Required action — Word for word, repeat all of the entries below.

[Source data]
────────
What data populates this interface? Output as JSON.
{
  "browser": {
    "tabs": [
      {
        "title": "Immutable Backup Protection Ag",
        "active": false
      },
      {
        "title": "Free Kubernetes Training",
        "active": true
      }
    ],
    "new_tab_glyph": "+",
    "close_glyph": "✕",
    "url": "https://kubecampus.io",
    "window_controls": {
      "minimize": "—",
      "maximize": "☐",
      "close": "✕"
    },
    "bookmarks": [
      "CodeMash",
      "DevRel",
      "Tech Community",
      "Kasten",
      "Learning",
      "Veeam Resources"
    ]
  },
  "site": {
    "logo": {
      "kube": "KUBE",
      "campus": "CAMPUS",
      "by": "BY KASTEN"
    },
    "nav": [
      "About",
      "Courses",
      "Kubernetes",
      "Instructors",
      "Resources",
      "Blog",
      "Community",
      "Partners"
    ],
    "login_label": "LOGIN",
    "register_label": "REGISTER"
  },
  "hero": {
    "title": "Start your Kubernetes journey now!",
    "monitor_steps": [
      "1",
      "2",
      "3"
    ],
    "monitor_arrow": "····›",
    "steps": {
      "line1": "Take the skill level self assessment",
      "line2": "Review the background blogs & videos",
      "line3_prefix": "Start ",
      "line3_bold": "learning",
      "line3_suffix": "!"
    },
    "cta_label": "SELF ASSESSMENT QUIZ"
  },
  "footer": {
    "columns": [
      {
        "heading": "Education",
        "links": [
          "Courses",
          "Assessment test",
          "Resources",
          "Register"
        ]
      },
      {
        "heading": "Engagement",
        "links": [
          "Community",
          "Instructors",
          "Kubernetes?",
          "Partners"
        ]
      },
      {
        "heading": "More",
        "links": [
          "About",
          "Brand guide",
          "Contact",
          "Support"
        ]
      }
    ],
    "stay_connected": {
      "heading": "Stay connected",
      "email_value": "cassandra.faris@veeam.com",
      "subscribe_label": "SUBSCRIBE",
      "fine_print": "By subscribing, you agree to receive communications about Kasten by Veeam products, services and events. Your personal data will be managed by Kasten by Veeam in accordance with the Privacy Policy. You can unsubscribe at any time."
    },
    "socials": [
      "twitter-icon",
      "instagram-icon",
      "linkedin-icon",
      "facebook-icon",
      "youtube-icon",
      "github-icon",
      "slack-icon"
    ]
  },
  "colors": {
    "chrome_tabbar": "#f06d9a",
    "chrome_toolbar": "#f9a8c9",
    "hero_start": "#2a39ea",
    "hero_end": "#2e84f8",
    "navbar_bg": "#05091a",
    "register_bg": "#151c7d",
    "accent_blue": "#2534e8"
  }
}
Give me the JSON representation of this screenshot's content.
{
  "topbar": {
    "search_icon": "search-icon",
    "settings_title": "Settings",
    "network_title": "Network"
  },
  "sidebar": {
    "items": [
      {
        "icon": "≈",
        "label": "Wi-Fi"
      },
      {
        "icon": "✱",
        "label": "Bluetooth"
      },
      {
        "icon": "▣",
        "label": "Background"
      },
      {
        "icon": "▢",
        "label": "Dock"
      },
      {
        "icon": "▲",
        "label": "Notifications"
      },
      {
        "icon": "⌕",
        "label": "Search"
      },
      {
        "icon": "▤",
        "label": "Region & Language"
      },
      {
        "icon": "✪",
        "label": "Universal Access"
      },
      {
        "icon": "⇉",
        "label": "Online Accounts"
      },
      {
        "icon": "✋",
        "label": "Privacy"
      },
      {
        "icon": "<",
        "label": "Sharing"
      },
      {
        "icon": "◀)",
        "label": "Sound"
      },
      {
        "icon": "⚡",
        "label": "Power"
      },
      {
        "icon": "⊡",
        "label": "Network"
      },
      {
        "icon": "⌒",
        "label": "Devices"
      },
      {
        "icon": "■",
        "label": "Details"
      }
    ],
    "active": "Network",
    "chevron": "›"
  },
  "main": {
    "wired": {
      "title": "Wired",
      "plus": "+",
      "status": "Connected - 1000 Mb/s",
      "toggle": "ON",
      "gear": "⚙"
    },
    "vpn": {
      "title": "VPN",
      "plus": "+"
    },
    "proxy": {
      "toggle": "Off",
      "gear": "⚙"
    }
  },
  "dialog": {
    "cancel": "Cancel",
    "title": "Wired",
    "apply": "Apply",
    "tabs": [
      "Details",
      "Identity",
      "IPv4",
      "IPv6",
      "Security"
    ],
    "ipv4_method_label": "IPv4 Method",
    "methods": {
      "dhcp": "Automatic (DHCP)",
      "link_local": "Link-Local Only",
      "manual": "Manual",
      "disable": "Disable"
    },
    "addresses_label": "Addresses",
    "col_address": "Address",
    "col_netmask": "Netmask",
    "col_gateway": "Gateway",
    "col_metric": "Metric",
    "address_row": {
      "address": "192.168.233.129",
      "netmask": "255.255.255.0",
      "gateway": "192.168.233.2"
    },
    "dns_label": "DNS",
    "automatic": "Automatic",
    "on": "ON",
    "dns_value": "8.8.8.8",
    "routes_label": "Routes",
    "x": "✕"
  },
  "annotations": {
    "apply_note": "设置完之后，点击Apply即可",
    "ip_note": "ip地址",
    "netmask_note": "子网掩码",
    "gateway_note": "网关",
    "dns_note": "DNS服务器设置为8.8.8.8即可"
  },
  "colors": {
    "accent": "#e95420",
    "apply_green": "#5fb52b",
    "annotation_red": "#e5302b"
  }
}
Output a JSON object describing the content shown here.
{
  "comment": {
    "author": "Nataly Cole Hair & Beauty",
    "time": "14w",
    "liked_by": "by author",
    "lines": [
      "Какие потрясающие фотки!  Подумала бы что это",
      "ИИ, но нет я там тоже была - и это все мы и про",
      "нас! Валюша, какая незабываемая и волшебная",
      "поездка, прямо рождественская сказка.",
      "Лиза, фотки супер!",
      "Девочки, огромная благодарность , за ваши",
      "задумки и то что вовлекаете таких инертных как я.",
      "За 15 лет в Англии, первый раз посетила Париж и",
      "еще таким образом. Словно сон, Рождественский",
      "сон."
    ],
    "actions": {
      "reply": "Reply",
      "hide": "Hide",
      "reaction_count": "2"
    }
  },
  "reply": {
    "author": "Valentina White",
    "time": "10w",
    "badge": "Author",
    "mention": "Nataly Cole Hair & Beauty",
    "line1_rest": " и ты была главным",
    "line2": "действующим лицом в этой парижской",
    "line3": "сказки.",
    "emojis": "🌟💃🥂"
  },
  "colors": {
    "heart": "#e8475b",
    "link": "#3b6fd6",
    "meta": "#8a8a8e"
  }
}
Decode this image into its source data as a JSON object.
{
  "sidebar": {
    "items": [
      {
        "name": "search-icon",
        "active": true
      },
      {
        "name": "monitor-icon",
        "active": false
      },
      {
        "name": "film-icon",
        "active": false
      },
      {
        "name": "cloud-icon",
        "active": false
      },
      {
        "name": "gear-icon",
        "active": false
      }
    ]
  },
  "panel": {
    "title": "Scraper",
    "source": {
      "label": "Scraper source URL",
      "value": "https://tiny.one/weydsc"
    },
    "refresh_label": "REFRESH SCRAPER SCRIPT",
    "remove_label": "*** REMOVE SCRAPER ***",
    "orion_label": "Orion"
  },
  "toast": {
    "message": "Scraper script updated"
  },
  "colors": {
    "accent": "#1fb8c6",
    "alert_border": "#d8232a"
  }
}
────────
Response —
What data populates this interface? Output as JSON.
{
  "browser": {
    "tabs": [
      {
        "title": "Immutable Backup Protection Ag",
        "active": false
      },
      {
        "title": "Free Kubernetes Training",
        "active": true
      }
    ],
    "new_tab_glyph": "+",
    "close_glyph": "✕",
    "url": "https://kubecampus.io",
    "window_controls": {
      "minimize": "—",
      "maximize": "☐",
      "close": "✕"
    },
    "bookmarks": [
      "CodeMash",
      "DevRel",
      "Tech Community",
      "Kasten",
      "Learning",
      "Veeam Resources"
    ]
  },
  "site": {
    "logo": {
      "kube": "KUBE",
      "campus": "CAMPUS",
      "by": "BY KASTEN"
    },
    "nav": [
      "About",
      "Courses",
      "Kubernetes",
      "Instructors",
      "Resources",
      "Blog",
      "Community",
      "Partners"
    ],
    "login_label": "LOGIN",
    "register_label": "REGISTER"
  },
  "hero": {
    "title": "Start your Kubernetes journey now!",
    "monitor_steps": [
      "1",
      "2",
      "3"
    ],
    "monitor_arrow": "····›",
    "steps": {
      "line1": "Take the skill level self assessment",
      "line2": "Review the background blogs & videos",
      "line3_prefix": "Start ",
      "line3_bold": "learning",
      "line3_suffix": "!"
    },
    "cta_label": "SELF ASSESSMENT QUIZ"
  },
  "footer": {
    "columns": [
      {
        "heading": "Education",
        "links": [
          "Courses",
          "Assessment test",
          "Resources",
          "Register"
        ]
      },
      {
        "heading": "Engagement",
        "links": [
          "Community",
          "Instructors",
          "Kubernetes?",
          "Partners"
        ]
      },
      {
        "heading": "More",
        "links": [
          "About",
          "Brand guide",
          "Contact",
          "Support"
        ]
      }
    ],
    "stay_connected": {
      "heading": "Stay connected",
      "email_value": "cassandra.faris@veeam.com",
      "subscribe_label": "SUBSCRIBE",
      "fine_print": "By subscribing, you agree to receive communications about Kasten by Veeam products, services and events. Your personal data will be managed by Kasten by Veeam in accordance with the Privacy Policy. You can unsubscribe at any time."
    },
    "socials": [
      "twitter-icon",
      "instagram-icon",
      "linkedin-icon",
      "facebook-icon",
      "youtube-icon",
      "github-icon",
      "slack-icon"
    ]
  },
  "colors": {
    "chrome_tabbar": "#f06d9a",
    "chrome_toolbar": "#f9a8c9",
    "hero_start": "#2a39ea",
    "hero_end": "#2e84f8",
    "navbar_bg": "#05091a",
    "register_bg": "#151c7d",
    "accent_blue": "#2534e8"
  }
}
Give me the JSON representation of this screenshot's content.
{
  "topbar": {
    "search_icon": "search-icon",
    "settings_title": "Settings",
    "network_title": "Network"
  },
  "sidebar": {
    "items": [
      {
        "icon": "≈",
        "label": "Wi-Fi"
      },
      {
        "icon": "✱",
        "label": "Bluetooth"
      },
      {
        "icon": "▣",
        "label": "Background"
      },
      {
        "icon": "▢",
        "label": "Dock"
      },
      {
        "icon": "▲",
        "label": "Notifications"
      },
      {
        "icon": "⌕",
        "label": "Search"
      },
      {
        "icon": "▤",
        "label": "Region & Language"
      },
      {
        "icon": "✪",
        "label": "Universal Access"
      },
      {
        "icon": "⇉",
        "label": "Online Accounts"
      },
      {
        "icon": "✋",
        "label": "Privacy"
      },
      {
        "icon": "<",
        "label": "Sharing"
      },
      {
        "icon": "◀)",
        "label": "Sound"
      },
      {
        "icon": "⚡",
        "label": "Power"
      },
      {
        "icon": "⊡",
        "label": "Network"
      },
      {
        "icon": "⌒",
        "label": "Devices"
      },
      {
        "icon": "■",
        "label": "Details"
      }
    ],
    "active": "Network",
    "chevron": "›"
  },
  "main": {
    "wired": {
      "title": "Wired",
      "plus": "+",
      "status": "Connected - 1000 Mb/s",
      "toggle": "ON",
      "gear": "⚙"
    },
    "vpn": {
      "title": "VPN",
      "plus": "+"
    },
    "proxy": {
      "toggle": "Off",
      "gear": "⚙"
    }
  },
  "dialog": {
    "cancel": "Cancel",
    "title": "Wired",
    "apply": "Apply",
    "tabs": [
      "Details",
      "Identity",
      "IPv4",
      "IPv6",
      "Security"
    ],
    "ipv4_method_label": "IPv4 Method",
    "methods": {
      "dhcp": "Automatic (DHCP)",
      "link_local": "Link-Local Only",
      "manual": "Manual",
      "disable": "Disable"
    },
    "addresses_label": "Addresses",
    "col_address": "Address",
    "col_netmask": "Netmask",
    "col_gateway": "Gateway",
    "col_metric": "Metric",
    "address_row": {
      "address": "192.168.233.129",
      "netmask": "255.255.255.0",
      "gateway": "192.168.233.2"
    },
    "dns_label": "DNS",
    "automatic": "Automatic",
    "on": "ON",
    "dns_value": "8.8.8.8",
    "routes_label": "Routes",
    "x": "✕"
  },
  "annotations": {
    "apply_note": "设置完之后，点击Apply即可",
    "ip_note": "ip地址",
    "netmask_note": "子网掩码",
    "gateway_note": "网关",
    "dns_note": "DNS服务器设置为8.8.8.8即可"
  },
  "colors": {
    "accent": "#e95420",
    "apply_green": "#5fb52b",
    "annotation_red": "#e5302b"
  }
}
Output a JSON object describing the content shown here.
{
  "comment": {
    "author": "Nataly Cole Hair & Beauty",
    "time": "14w",
    "liked_by": "by author",
    "lines": [
      "Какие потрясающие фотки!  Подумала бы что это",
      "ИИ, но нет я там тоже была - и это все мы и про",
      "нас! Валюша, какая незабываемая и волшебная",
      "поездка, прямо рождественская сказка.",
      "Лиза, фотки супер!",
      "Девочки, огромная благодарность , за ваши",
      "задумки и то что вовлекаете таких инертных как я.",
      "За 15 лет в Англии, первый раз посетила Париж и",
      "еще таким образом. Словно сон, Рождественский",
      "сон."
    ],
    "actions": {
      "reply": "Reply",
      "hide": "Hide",
      "reaction_count": "2"
    }
  },
  "reply": {
    "author": "Valentina White",
    "time": "10w",
    "badge": "Author",
    "mention": "Nataly Cole Hair & Beauty",
    "line1_rest": " и ты была главным",
    "line2": "действующим лицом в этой парижской",
    "line3": "сказки.",
    "emojis": "🌟💃🥂"
  },
  "colors": {
    "heart": "#e8475b",
    "link": "#3b6fd6",
    "meta": "#8a8a8e"
  }
}
Decode this image into its source data as a JSON object.
{
  "sidebar": {
    "items": [
      {
        "name": "search-icon",
        "active": true
      },
      {
        "name": "monitor-icon",
        "active": false
      },
      {
        "name": "film-icon",
        "active": false
      },
      {
        "name": "cloud-icon",
        "active": false
      },
      {
        "name": "gear-icon",
        "active": false
      }
    ]
  },
  "panel": {
    "title": "Scraper",
    "source": {
      "label": "Scraper source URL",
      "value": "https://tiny.one/weydsc"
    },
    "refresh_label": "REFRESH SCRAPER SCRIPT",
    "remove_label": "*** REMOVE SCRAPER ***",
    "orion_label": "Orion"
  },
  "toast": {
    "message": "Scraper script updated"
  },
  "colors": {
    "accent": "#1fb8c6",
    "alert_border": "#d8232a"
  }
}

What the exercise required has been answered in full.